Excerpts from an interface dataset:
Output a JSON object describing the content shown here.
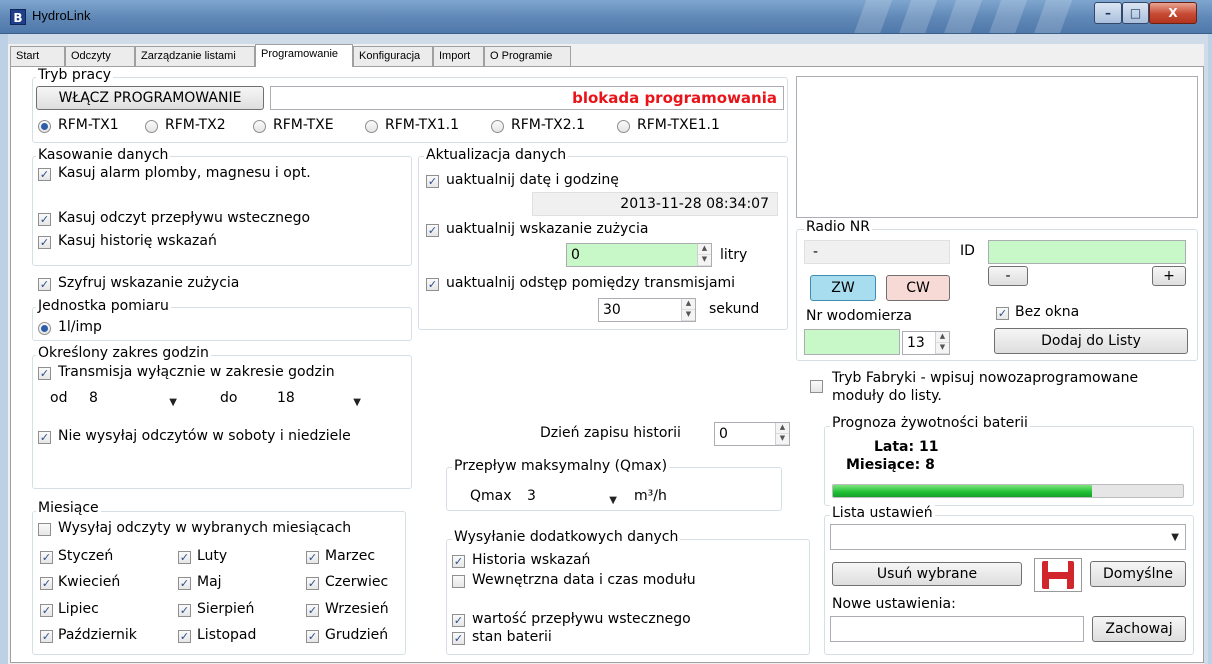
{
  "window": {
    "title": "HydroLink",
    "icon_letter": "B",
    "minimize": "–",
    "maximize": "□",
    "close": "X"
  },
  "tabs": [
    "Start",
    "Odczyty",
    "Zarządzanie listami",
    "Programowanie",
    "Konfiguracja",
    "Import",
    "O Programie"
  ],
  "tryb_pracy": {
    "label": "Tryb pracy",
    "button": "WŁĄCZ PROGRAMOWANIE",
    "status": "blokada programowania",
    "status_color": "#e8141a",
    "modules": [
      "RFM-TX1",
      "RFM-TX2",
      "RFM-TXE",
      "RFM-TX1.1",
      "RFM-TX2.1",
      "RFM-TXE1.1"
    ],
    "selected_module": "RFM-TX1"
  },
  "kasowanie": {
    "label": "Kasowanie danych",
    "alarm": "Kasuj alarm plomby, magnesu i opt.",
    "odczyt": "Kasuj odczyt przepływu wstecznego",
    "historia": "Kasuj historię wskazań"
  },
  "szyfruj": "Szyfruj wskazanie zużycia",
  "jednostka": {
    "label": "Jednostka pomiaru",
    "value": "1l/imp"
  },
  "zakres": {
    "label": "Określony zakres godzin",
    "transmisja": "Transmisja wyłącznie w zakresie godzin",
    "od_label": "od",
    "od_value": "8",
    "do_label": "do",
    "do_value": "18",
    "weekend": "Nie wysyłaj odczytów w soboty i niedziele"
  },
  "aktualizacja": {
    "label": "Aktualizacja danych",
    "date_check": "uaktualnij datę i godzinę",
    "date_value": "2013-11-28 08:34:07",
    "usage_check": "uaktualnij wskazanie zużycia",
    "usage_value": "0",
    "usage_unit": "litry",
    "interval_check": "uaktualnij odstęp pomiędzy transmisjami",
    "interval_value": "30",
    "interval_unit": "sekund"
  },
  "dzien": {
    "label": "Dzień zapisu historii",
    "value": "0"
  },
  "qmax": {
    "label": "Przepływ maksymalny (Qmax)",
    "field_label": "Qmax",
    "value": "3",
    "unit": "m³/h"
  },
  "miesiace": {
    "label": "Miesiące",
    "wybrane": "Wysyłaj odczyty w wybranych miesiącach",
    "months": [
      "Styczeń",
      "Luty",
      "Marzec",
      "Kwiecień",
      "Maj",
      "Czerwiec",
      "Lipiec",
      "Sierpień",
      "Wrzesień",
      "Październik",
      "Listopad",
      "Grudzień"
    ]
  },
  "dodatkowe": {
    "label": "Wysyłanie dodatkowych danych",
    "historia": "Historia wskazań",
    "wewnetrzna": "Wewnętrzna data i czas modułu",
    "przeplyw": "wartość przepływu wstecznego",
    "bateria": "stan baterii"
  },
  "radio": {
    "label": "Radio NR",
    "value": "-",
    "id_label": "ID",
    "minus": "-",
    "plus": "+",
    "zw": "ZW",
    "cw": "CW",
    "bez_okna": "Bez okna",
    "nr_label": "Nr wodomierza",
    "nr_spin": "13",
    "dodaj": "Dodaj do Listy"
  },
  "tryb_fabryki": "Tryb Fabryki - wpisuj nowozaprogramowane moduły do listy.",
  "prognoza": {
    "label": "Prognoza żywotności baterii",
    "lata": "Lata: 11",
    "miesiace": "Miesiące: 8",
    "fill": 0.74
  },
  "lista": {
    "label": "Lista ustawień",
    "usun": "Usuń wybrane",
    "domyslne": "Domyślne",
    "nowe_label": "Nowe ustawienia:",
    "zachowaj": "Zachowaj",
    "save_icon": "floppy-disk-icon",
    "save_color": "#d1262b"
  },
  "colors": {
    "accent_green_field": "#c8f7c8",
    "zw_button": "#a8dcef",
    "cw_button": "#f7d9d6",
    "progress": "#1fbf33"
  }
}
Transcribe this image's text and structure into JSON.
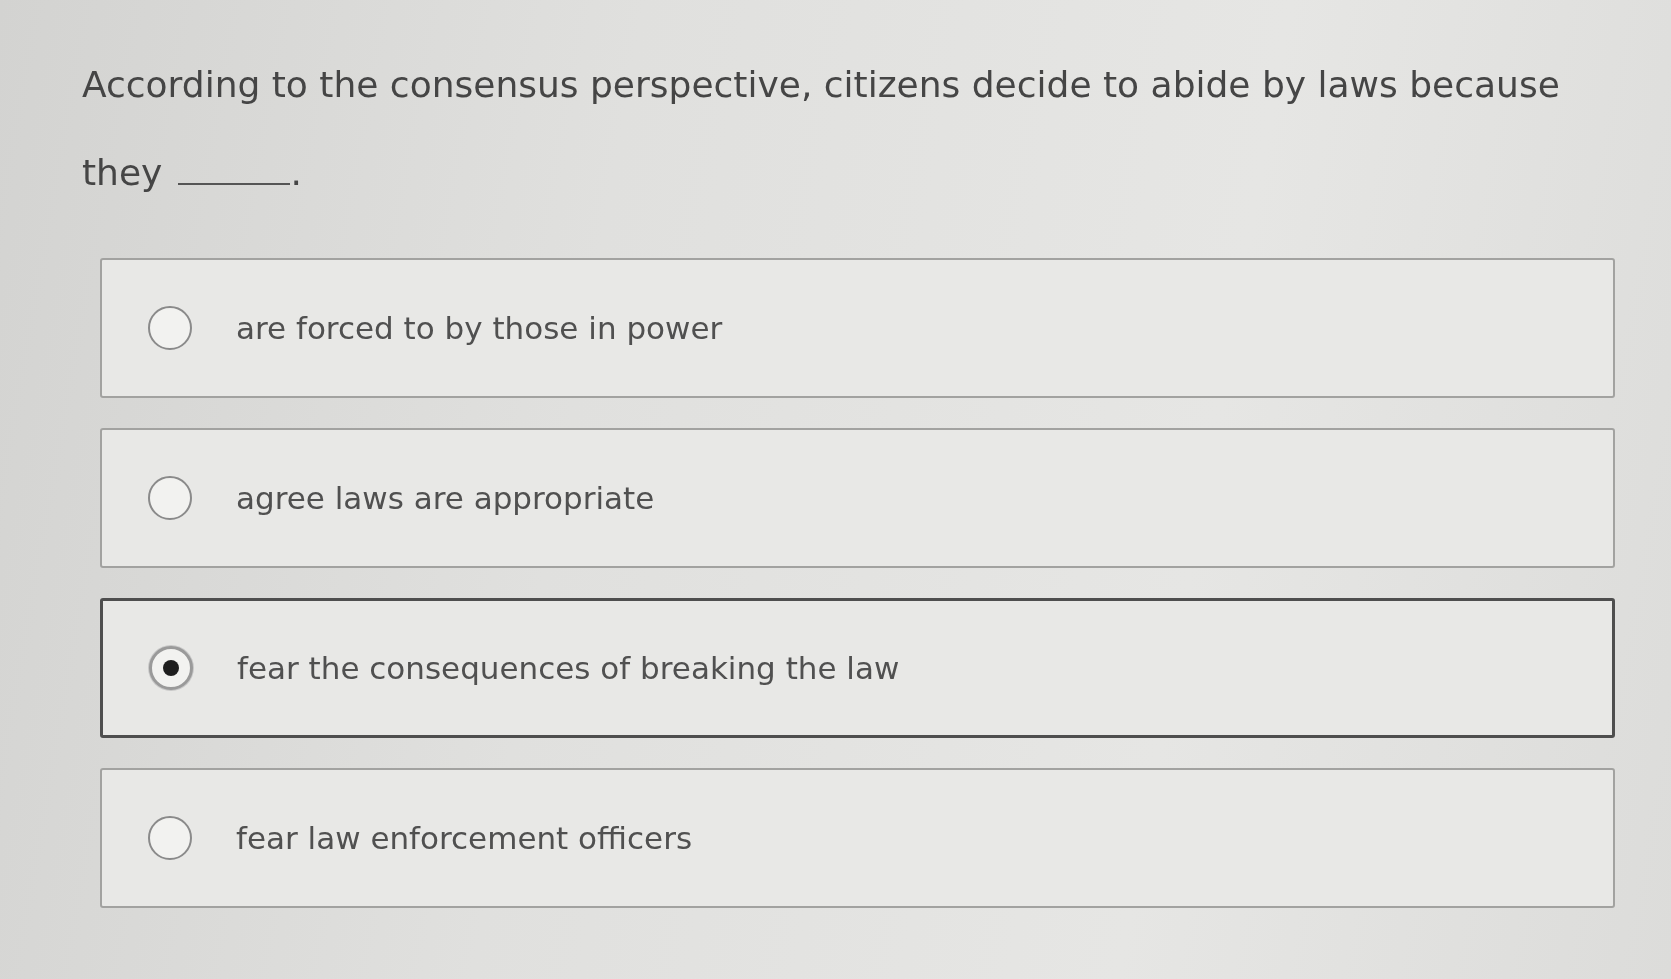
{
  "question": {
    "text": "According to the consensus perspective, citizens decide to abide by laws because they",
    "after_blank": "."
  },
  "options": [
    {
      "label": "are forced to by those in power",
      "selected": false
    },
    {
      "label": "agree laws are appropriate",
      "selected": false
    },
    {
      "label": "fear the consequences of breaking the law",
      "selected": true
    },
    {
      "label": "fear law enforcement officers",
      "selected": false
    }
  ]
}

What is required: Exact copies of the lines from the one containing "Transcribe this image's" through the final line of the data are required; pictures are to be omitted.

Response:
Transcribe this image's text and structure into JSON.
{
  "question": {
    "text": "According to the consensus perspective, citizens decide to abide by laws because they",
    "after_blank": "."
  },
  "options": [
    {
      "label": "are forced to by those in power",
      "selected": false
    },
    {
      "label": "agree laws are appropriate",
      "selected": false
    },
    {
      "label": "fear the consequences of breaking the law",
      "selected": true
    },
    {
      "label": "fear law enforcement officers",
      "selected": false
    }
  ]
}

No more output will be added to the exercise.